The commission argued that Ripple’s motion, if granted, would open the floodgates for the company to request testimony from high-ranking government officials.
The ongoing lawsuit between Ripple Labs and the U.S. Securities and Exchange Commission, or SEC, continues with the regulatory body claiming that XRP token holders are targeting its members on social media platforms with allegedly false statements.
In a Thursday motion addressed to Judge Sarah Netburn in the Southern District of New York, the SEC has requested a conference to discuss quashing the motion from Ripple to subpoena the former director of the regulatory body’s division of corporation finance, William Hinman. The SEC argued that Ripple’s motion, if granted, would set a precedent for the company to be allowed “a parade of requests for the testimony of high-ranking government officials,” and interfere with U.S. government operations.
“Allowing Defendants [Ripple] to depose Director Hinman would likely result in Director Hinman being served with multiple deposition subpoenas by the many other persons alleged to have violated the registration provisions of the securities laws during his tenure at the SEC,” said the motion. “Such a result would not only create significant burdens for Director Hinman, but would make other qualified individuals reluctant to serve in high-ranking roles at the SEC for fear of being embroiled in litigation for years following their terms of service.”
However, one of the SEC’s arguments in the motion against letting Ripple depose Hinman is XRP token proponents — also known as the XRP Army — allegedly using social media “to disseminate negative and false statements about members of SEC leadership,” including the former director. The commission claimed that the deposition coupled with the social media attention could deter individuals from seeking positions in public service.

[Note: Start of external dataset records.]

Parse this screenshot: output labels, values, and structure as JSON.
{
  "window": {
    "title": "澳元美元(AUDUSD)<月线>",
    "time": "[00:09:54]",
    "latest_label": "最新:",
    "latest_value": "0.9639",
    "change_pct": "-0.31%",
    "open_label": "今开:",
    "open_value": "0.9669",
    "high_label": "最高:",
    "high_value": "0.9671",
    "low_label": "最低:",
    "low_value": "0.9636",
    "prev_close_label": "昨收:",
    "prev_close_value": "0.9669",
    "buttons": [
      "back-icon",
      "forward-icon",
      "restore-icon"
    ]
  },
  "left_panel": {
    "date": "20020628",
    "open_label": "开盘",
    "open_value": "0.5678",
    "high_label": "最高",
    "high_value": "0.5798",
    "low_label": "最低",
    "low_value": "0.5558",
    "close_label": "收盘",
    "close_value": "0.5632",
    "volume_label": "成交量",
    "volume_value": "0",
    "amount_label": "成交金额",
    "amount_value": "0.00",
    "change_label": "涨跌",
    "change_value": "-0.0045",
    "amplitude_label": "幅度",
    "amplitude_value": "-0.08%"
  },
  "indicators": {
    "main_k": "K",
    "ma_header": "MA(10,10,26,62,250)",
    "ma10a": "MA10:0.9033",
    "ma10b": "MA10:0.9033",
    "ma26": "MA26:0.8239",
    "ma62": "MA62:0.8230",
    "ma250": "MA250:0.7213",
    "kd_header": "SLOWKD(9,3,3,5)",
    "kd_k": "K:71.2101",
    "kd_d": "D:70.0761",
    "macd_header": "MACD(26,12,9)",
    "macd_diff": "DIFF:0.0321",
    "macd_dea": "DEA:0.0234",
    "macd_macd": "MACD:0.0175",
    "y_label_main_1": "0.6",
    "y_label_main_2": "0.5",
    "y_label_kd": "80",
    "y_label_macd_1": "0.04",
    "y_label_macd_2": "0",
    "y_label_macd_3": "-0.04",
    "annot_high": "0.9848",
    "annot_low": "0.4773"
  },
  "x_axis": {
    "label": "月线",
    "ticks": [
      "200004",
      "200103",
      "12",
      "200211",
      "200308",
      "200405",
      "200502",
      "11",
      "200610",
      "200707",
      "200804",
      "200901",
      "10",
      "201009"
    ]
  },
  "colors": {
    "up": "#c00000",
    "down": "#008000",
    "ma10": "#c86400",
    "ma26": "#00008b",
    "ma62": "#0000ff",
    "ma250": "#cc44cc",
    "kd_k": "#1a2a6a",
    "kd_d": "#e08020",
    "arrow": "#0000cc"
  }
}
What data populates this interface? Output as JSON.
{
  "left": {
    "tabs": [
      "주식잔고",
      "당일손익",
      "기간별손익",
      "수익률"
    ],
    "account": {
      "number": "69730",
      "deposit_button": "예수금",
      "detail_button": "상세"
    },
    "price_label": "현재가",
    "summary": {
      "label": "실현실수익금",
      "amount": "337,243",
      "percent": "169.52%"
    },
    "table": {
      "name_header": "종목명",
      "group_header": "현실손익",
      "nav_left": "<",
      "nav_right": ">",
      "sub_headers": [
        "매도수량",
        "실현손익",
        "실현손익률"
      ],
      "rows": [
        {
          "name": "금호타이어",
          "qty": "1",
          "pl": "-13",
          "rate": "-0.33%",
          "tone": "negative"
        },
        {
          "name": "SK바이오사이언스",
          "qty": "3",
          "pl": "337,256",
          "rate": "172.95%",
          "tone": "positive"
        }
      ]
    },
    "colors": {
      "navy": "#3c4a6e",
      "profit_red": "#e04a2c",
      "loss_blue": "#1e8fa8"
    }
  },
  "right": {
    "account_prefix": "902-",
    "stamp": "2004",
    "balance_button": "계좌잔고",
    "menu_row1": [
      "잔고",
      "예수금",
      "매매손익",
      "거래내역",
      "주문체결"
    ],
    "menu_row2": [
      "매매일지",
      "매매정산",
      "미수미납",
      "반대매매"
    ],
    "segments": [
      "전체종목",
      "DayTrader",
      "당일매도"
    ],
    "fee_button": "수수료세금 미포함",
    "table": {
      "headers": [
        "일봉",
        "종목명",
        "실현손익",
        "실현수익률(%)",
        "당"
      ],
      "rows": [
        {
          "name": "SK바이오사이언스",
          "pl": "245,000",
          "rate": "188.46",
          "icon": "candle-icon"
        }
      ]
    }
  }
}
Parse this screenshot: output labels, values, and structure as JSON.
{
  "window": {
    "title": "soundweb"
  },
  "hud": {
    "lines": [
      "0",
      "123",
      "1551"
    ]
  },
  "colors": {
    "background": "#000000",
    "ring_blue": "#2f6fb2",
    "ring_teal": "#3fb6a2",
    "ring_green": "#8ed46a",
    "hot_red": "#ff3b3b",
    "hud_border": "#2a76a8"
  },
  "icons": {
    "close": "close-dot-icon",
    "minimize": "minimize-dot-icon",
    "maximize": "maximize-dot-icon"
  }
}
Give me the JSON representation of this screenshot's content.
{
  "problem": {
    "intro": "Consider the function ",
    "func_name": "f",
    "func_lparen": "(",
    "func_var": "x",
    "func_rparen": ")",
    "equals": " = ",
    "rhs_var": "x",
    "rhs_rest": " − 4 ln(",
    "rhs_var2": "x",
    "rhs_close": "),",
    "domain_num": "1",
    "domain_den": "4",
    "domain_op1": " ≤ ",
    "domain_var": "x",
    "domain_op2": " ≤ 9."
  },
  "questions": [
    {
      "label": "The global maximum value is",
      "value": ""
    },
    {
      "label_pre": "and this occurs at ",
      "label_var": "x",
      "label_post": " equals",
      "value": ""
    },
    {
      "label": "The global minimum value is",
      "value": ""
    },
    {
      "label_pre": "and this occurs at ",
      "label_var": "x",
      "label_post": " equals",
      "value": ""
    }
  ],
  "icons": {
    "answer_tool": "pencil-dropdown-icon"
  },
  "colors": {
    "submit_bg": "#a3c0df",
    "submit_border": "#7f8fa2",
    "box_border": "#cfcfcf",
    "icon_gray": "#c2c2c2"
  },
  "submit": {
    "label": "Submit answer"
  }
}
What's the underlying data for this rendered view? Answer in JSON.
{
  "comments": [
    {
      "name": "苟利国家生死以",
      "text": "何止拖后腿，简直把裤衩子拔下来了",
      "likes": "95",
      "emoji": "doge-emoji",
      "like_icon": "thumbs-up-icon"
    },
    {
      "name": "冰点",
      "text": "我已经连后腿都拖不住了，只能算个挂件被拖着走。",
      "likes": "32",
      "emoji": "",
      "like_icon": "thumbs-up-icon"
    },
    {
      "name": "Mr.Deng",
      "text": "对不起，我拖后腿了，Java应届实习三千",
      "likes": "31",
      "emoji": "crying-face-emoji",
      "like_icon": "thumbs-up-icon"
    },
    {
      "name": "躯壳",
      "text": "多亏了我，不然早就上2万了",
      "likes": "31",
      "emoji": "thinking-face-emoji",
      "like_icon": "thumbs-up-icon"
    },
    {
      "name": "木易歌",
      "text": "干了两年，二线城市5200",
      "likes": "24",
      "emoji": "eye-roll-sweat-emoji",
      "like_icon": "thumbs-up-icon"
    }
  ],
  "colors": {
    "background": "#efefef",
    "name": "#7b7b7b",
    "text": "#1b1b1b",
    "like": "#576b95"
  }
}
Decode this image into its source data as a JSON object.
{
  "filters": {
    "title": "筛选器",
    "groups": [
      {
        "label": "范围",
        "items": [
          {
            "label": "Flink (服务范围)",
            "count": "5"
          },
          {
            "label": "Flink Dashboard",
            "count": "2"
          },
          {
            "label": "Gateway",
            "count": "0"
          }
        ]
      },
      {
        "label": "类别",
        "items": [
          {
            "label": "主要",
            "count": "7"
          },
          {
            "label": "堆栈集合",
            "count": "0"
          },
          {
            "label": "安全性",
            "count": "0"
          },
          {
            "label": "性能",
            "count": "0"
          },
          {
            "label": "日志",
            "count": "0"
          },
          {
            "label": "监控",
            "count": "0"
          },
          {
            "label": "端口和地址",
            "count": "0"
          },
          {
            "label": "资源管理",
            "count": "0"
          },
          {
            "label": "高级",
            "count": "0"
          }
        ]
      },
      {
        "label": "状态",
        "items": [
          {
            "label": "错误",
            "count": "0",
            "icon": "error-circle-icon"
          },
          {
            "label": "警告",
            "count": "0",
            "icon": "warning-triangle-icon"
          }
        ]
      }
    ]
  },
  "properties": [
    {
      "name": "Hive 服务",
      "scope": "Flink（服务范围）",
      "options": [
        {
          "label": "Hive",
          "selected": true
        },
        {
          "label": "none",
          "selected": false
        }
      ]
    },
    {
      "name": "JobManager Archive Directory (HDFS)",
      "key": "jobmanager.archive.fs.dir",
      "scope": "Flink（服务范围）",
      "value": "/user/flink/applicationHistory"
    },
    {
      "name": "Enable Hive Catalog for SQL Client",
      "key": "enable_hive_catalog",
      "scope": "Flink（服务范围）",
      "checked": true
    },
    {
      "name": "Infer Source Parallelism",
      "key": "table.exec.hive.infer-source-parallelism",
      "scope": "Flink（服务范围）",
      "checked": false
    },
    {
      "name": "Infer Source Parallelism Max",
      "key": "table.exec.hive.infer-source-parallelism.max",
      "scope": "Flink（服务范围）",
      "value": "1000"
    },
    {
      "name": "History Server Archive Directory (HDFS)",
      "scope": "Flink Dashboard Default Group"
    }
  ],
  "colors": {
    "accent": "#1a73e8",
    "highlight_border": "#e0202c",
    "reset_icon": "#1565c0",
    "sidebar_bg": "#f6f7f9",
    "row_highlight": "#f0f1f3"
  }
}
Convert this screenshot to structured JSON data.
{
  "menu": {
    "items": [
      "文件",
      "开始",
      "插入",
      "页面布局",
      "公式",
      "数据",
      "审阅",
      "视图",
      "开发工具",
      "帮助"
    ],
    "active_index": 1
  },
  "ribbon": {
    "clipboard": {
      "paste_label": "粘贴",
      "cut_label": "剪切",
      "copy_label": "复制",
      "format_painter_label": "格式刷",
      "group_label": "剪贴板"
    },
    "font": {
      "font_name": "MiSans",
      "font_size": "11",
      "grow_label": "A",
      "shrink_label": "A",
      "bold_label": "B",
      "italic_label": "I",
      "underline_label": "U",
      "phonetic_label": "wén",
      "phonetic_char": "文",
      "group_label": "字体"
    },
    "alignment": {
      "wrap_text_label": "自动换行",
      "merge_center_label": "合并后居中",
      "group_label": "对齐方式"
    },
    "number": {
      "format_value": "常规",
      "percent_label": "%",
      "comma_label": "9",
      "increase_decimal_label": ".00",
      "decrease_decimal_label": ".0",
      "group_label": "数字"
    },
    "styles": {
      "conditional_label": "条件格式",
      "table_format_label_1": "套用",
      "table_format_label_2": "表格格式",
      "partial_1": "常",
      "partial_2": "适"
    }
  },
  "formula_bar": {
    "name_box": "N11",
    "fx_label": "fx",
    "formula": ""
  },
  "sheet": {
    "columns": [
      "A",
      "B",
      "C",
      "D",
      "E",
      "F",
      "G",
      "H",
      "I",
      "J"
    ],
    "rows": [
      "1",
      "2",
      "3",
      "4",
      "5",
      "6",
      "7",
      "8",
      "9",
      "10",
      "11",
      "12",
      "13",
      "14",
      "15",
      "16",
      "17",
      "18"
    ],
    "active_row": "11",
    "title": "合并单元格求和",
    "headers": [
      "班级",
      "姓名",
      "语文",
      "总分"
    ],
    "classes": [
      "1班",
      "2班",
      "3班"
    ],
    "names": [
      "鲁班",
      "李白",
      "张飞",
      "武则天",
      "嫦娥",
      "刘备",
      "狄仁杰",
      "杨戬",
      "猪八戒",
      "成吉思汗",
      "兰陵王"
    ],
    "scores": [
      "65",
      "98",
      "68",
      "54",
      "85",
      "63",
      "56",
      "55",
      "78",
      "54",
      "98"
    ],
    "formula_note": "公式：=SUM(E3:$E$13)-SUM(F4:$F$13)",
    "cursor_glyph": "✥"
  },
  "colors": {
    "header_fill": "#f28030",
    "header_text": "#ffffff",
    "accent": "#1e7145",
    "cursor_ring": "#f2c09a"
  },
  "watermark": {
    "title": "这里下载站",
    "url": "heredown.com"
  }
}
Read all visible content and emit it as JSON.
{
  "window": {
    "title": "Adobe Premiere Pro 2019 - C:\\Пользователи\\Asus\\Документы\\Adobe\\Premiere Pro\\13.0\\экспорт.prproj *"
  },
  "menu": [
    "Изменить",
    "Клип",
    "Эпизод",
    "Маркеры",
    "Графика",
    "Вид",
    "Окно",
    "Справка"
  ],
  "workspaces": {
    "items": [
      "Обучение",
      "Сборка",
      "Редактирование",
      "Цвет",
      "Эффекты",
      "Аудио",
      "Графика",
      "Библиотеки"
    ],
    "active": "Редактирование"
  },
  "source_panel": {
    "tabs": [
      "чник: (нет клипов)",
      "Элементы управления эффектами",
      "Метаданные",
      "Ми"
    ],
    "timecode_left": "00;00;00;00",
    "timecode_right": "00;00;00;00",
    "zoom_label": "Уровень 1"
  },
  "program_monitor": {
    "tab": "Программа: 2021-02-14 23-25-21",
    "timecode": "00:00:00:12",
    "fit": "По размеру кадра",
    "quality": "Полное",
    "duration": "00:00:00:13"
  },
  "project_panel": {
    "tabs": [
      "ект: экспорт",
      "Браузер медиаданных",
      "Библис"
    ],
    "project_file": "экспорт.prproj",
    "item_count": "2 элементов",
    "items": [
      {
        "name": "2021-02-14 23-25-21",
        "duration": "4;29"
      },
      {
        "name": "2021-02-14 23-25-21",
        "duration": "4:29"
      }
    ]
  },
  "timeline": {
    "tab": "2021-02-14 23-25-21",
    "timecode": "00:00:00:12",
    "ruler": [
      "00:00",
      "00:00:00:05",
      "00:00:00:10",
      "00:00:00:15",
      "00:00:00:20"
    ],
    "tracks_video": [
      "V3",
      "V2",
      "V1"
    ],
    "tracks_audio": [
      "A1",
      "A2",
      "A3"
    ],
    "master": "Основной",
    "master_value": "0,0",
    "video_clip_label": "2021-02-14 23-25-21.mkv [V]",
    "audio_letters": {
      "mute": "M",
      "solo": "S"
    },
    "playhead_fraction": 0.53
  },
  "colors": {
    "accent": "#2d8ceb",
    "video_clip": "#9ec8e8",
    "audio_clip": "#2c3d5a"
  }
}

The SEC filed a lawsuit against Ripple in December, alleging the firm, CEO Brad Garlinghouse and co-founder Chris Larsen had been conducting an “unregistered, ongoing digital asset securities offering” with their XRP token sales. In the aftermath of the commission’s announcement, several crypto exchanges have suspended the trading of XRP or delisted the token entirely. Garlinghouse also said in March that Ripple had agreed to “wind down” its partnership with global money transfer service MoneyGram.
Related: US isn’t prepared to regulate new industries like crypto, says Ripple CTO
In response to the SEC lawsuit, Ripple has claimed that XRP is more like Bitcoin (BTC) or Ether (ETH), both of which the regulatory body has classified as commodities rather than securities. Members of the XRP Army have also seemingly focused much of their online activity around the SEC case with Ripple, specifically mentioning Hinman.
Some of the ideas on social media pushed by XRP token holders about the SEC leadership include that members of the commission are working to make China’s economy greater than that of the United States, requests that former chairperson Jay Clayton and Hinman be investigated, and the occasional comparison of one or more members to lizard people:
So it is our friend Hinman! I can’t imagine what they may want to discuss. pic.twitter.com/2hmiId75zM
— Jungle Inc (@jungleincxrp) June 25, 2021
XRP Army members have also started an online campaign to get exchanges to relist the token amid the SEC lawsuit. In April, the price of XRP reached a yearly high of $1.78 and stayed above the $1.00 level for a month. At the time of publication, XRP is $0.63, having fallen more than 35% in the last 30 days.